→ Exercise prompt: For every line that contains the string "attributes", pull that line out of the material below.

→ Exercise materials:
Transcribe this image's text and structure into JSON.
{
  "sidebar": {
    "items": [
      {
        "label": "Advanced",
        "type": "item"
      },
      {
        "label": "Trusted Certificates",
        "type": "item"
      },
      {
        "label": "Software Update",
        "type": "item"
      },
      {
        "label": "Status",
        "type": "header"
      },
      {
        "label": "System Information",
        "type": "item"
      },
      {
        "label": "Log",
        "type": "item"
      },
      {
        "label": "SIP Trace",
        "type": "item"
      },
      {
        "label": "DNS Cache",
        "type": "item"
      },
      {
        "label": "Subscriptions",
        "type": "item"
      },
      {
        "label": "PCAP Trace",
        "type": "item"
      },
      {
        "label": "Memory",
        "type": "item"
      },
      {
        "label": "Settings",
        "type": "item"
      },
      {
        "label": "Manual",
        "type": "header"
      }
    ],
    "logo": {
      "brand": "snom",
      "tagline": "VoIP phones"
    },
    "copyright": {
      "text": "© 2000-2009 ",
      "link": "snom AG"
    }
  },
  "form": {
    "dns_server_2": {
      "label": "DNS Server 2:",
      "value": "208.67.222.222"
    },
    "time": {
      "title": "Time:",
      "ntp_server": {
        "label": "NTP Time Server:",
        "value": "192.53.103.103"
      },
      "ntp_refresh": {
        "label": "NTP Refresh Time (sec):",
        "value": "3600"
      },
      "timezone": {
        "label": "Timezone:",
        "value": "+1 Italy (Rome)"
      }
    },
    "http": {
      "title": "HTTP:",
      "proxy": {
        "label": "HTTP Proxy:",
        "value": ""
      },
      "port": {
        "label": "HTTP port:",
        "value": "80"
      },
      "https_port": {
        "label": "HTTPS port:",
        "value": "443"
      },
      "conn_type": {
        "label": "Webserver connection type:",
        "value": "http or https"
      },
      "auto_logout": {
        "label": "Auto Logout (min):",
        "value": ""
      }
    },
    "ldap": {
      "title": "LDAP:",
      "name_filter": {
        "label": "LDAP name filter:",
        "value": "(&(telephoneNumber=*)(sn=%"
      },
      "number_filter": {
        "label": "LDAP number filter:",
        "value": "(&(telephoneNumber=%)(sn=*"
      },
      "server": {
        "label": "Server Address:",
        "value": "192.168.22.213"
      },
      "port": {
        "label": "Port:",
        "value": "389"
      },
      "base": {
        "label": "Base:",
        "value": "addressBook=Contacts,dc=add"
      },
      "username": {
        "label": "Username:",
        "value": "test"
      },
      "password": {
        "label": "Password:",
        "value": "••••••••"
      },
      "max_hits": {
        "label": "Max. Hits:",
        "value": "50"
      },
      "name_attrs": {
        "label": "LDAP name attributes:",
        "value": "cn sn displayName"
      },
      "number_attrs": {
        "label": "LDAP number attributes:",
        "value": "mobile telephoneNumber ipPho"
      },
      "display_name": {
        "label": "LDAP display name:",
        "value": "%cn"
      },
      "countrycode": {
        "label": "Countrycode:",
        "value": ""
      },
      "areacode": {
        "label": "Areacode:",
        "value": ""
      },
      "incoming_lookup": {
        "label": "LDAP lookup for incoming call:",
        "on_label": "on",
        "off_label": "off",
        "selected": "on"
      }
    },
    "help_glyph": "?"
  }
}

→ Solution to the exercise:
        "label": "LDAP name attributes:",
        "label": "LDAP number attributes:",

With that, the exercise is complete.